What was supposed to be a Hit for Haiti exhibition last Friday night at the Indian Wells tennis tournament turned into a Rift for Rivalry. The charity got some cash, but the legend got some lumps.
It’s the age of the Internet, of YouTube and Twitter. It happens, the world knows in seconds, and the mindless noise and texting begins, even if it isn’t the slightest bit interesting.
The tension between Sampras and Agassi was very interesting. Two of the greatest players in history, having a tense exchange in a charity event, created chat-room heaven. No chance that Agassi’s over-the-edge teasing of Sampras would end in public shrugs.
Tuesday at Indian Wells, the buzz continued. Agassi, on site for a charity event, came and went before the media knew, feeding media appetite. Former player and current television commentator Justin Gimelstob knew and got an exclusive interview with Agassi.
In it, Agassi said, among other things, “In an attempt to try and be funny, you say things, and you don’t hit 100%. I spoke up, it fell flat.”
Agassi has taken swings at apologizing in several TV interviews since Friday night. Sampras has appreciated that, but dislikes how it feeds the beast and keeps the story alive. Agassi is outgoing, articulate, likely to go for the one-liner. Sampras is shy, less comfortable in public situations.
Sampras wants this to pass, to let time heal it. Unheard until now, he also has a side in this story.
“Mostly, this just bums me out,” he said Tuesday night. “It makes our relationship uncomfortable now.

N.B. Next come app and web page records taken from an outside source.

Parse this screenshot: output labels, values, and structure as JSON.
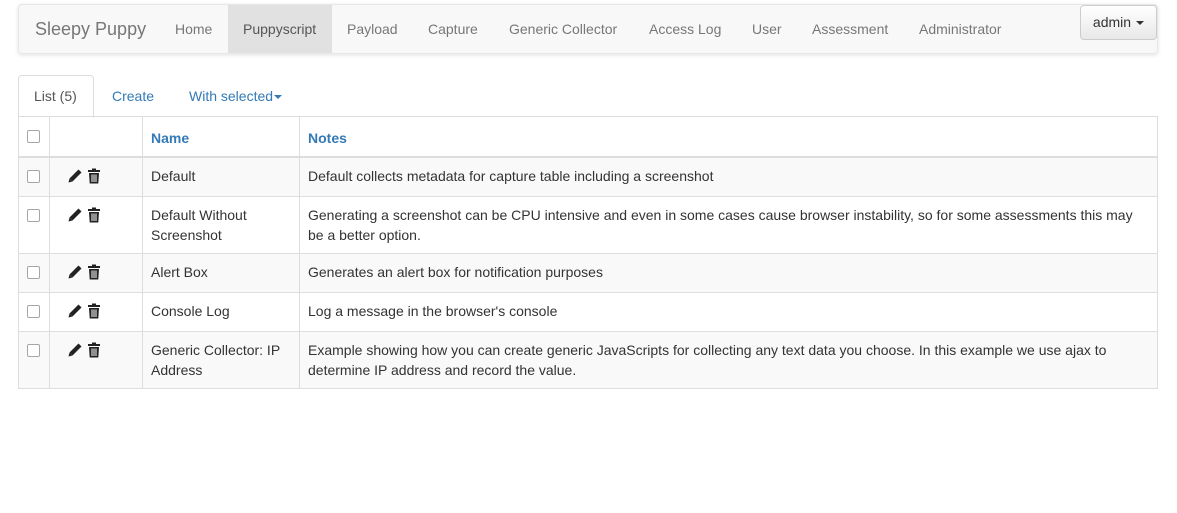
{
  "navbar": {
    "brand": "Sleepy Puppy",
    "items": [
      {
        "label": "Home",
        "active": false
      },
      {
        "label": "Puppyscript",
        "active": true
      },
      {
        "label": "Payload",
        "active": false
      },
      {
        "label": "Capture",
        "active": false
      },
      {
        "label": "Generic Collector",
        "active": false
      },
      {
        "label": "Access Log",
        "active": false
      },
      {
        "label": "User",
        "active": false
      },
      {
        "label": "Assessment",
        "active": false
      },
      {
        "label": "Administrator",
        "active": false
      }
    ],
    "user_menu": {
      "label": "admin",
      "icon": "caret-down-icon"
    }
  },
  "tabs": {
    "list_label": "List (5)",
    "create_label": "Create",
    "with_selected_label": "With selected",
    "with_selected_icon": "caret-down-icon"
  },
  "table": {
    "columns": {
      "name": "Name",
      "notes": "Notes"
    },
    "row_icons": [
      "pencil-icon",
      "trash-icon"
    ],
    "rows": [
      {
        "name": "Default",
        "notes": "Default collects metadata for capture table including a screenshot"
      },
      {
        "name": "Default Without Screenshot",
        "notes": "Generating a screenshot can be CPU intensive and even in some cases cause browser instability, so for some assessments this may be a better option."
      },
      {
        "name": "Alert Box",
        "notes": "Generates an alert box for notification purposes"
      },
      {
        "name": "Console Log",
        "notes": "Log a message in the browser's console"
      },
      {
        "name": "Generic Collector: IP Address",
        "notes": "Example showing how you can create generic JavaScripts for collecting any text data you choose. In this example we use ajax to determine IP address and record the value."
      }
    ]
  },
  "colors": {
    "link": "#337ab7",
    "navbar_bg": "#f8f8f8",
    "nav_active_bg": "#e1e1e1",
    "row_stripe": "#f9f9f9",
    "border": "#dddddd"
  }
}
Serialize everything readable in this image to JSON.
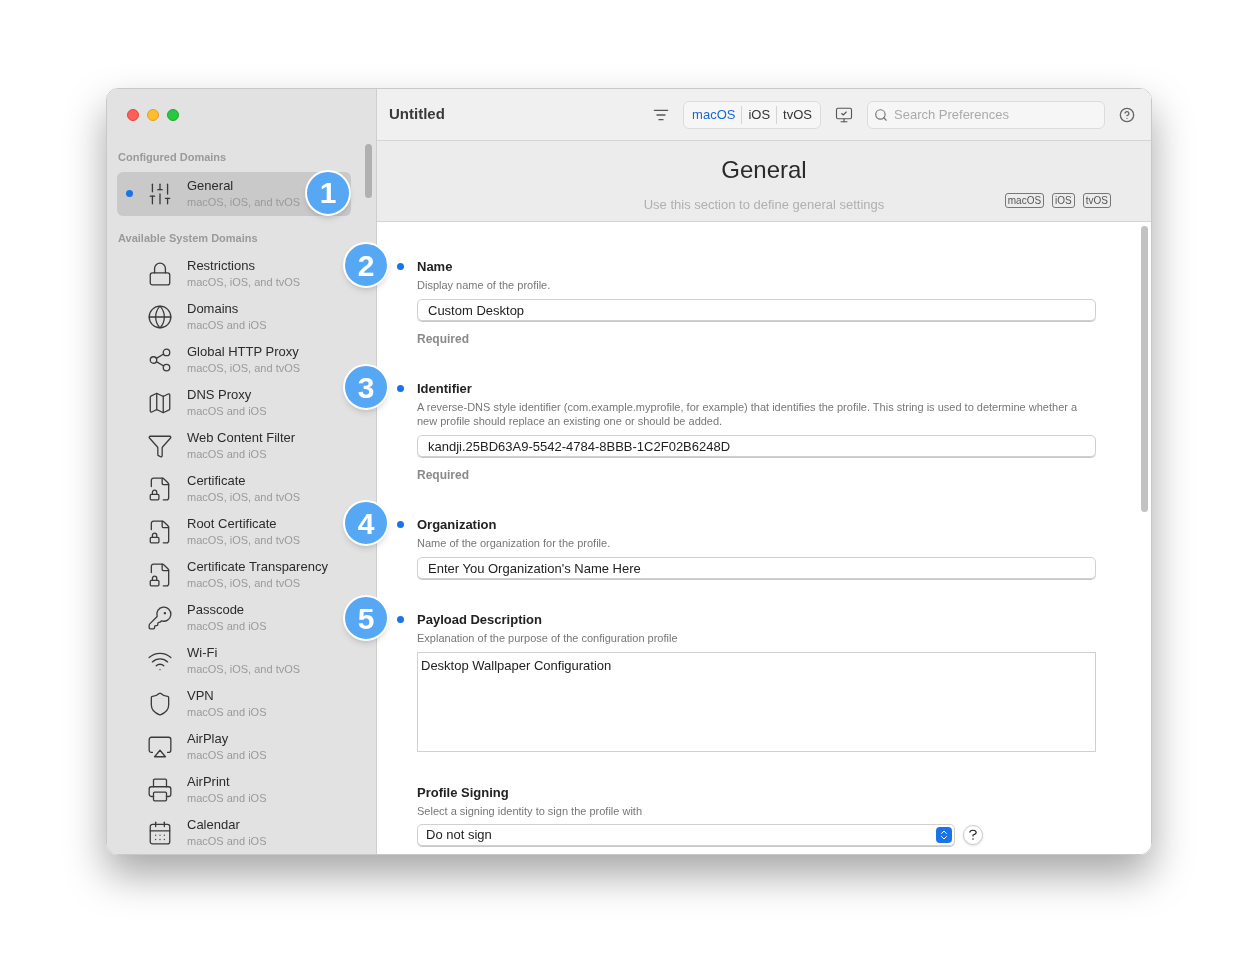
{
  "window": {
    "title": "Untitled"
  },
  "sidebar": {
    "sections": [
      {
        "heading": "Configured Domains",
        "items": [
          {
            "name": "General",
            "platforms": "macOS, iOS, and tvOS",
            "selected": true,
            "configured": true,
            "callout": "1"
          }
        ]
      },
      {
        "heading": "Available System Domains",
        "items": [
          {
            "name": "Restrictions",
            "platforms": "macOS, iOS, and tvOS",
            "selected": false,
            "configured": false
          },
          {
            "name": "Domains",
            "platforms": "macOS and iOS",
            "selected": false,
            "configured": false
          },
          {
            "name": "Global HTTP Proxy",
            "platforms": "macOS, iOS, and tvOS",
            "selected": false,
            "configured": false
          },
          {
            "name": "DNS Proxy",
            "platforms": "macOS and iOS",
            "selected": false,
            "configured": false
          },
          {
            "name": "Web Content Filter",
            "platforms": "macOS and iOS",
            "selected": false,
            "configured": false
          },
          {
            "name": "Certificate",
            "platforms": "macOS, iOS, and tvOS",
            "selected": false,
            "configured": false
          },
          {
            "name": "Root Certificate",
            "platforms": "macOS, iOS, and tvOS",
            "selected": false,
            "configured": false
          },
          {
            "name": "Certificate Transparency",
            "platforms": "macOS, iOS, and tvOS",
            "selected": false,
            "configured": false
          },
          {
            "name": "Passcode",
            "platforms": "macOS and iOS",
            "selected": false,
            "configured": false
          },
          {
            "name": "Wi-Fi",
            "platforms": "macOS, iOS, and tvOS",
            "selected": false,
            "configured": false
          },
          {
            "name": "VPN",
            "platforms": "macOS and iOS",
            "selected": false,
            "configured": false
          },
          {
            "name": "AirPlay",
            "platforms": "macOS and iOS",
            "selected": false,
            "configured": false
          },
          {
            "name": "AirPrint",
            "platforms": "macOS and iOS",
            "selected": false,
            "configured": false
          },
          {
            "name": "Calendar",
            "platforms": "macOS and iOS",
            "selected": false,
            "configured": false
          }
        ]
      }
    ]
  },
  "toolbar": {
    "platforms": [
      {
        "label": "macOS",
        "selected": true
      },
      {
        "label": "iOS",
        "selected": false
      },
      {
        "label": "tvOS",
        "selected": false
      }
    ],
    "search": {
      "placeholder": "Search Preferences"
    }
  },
  "header": {
    "title": "General",
    "subtitle": "Use this section to define general settings",
    "tags": [
      "macOS",
      "iOS",
      "tvOS"
    ]
  },
  "fields": [
    {
      "kind": "text",
      "label": "Name",
      "description": "Display name of the profile.",
      "value": "Custom Desktop",
      "note": "Required",
      "configured": true,
      "callout": "2"
    },
    {
      "kind": "text",
      "label": "Identifier",
      "description": "A reverse-DNS style identifier (com.example.myprofile, for example) that identifies the profile. This string is used to determine whether a new profile should replace an existing one or should be added.",
      "value": "kandji.25BD63A9-5542-4784-8BBB-1C2F02B6248D",
      "note": "Required",
      "configured": true,
      "callout": "3"
    },
    {
      "kind": "text",
      "label": "Organization",
      "description": "Name of the organization for the profile.",
      "value": "Enter You Organization's Name Here",
      "configured": true,
      "callout": "4"
    },
    {
      "kind": "textarea",
      "label": "Payload Description",
      "description": "Explanation of the purpose of the configuration profile",
      "value": "Desktop Wallpaper Configuration",
      "configured": true,
      "callout": "5"
    },
    {
      "kind": "select",
      "label": "Profile Signing",
      "description": "Select a signing identity to sign the profile with",
      "value": "Do not sign",
      "configured": false
    }
  ]
}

“It saddens me. Time will tell. I like Andre. I always had great respect for his game. What happened is regrettable. It is a very awkward situation.”
The Sampras-Agassi relationship was never one of close friendship, always one of close competition.
They played 34 times and Sampras won 20. They played nine times in Grand Slam events, which mattered the most to both. Sampras won five, four in finals. Agassi beat Sampras in one Slam final. The last match Sampras played was the 2002 U.S. Open final. He had struggled for most of the year, appearing to be past his prime. Then he beat Agassi, one more time.
Sampras officially retired well after that ’02 final. He went out with little fanfare. Agassi retired after a loss in the third round of the ’06 U.S. Open. Before he left the court, he made a stirring speech of gratitude to tennis and its fans.
Gimelstob said he was in the locker room before Friday night’s Hit for Haiti and marveled at the awe current players had for the pair.
“It was like they were past presidents,” Gimelstob said.
Agassi will be 40 next month, Sampras 39 in August. Agassi runs a foundation that funds, among other things, an entire school in Las Vegas. He makes many appearances on behalf of that foundation and his annual dinner in Las Vegas, which raises millions, is among the most successful events of its kind.
Sampras has quietly raised a family, invested his money in several things, including the Indian Wells tournament, and given to charity. One charitable contribution was $70,000, to Agassi’s foundation. He didn’t volunteer that information, nor would he. It was dug up by normal newspaper reporting.
That’s why it was so unusual for Agassi, in his recent autobiography, to make fun of Sampras for being cheap and tipping a parking valet just $1, something that happened nearly two decades ago. Also a strange thing to bring up again in the charity event.
“We’ve done this before, the imitating each other,” Sampras said. “He usually just sticks out his tongue at me.”
Years ago, the legendary pair teamed with Robin Williams and Billy Crystal at Bob Kramer’s L.A. Open. It was a wonderful night, highlighted by Agassi’s stopping the action to point out to doubles partner Crystal that he was hitting to the wrong guy.
“That’s Pete Sampras,” Agassi said. “He’s won six Wimbledons.”
Time will bring back that sort of mutual respect. Tennis needs that. So do Sampras and Agassi.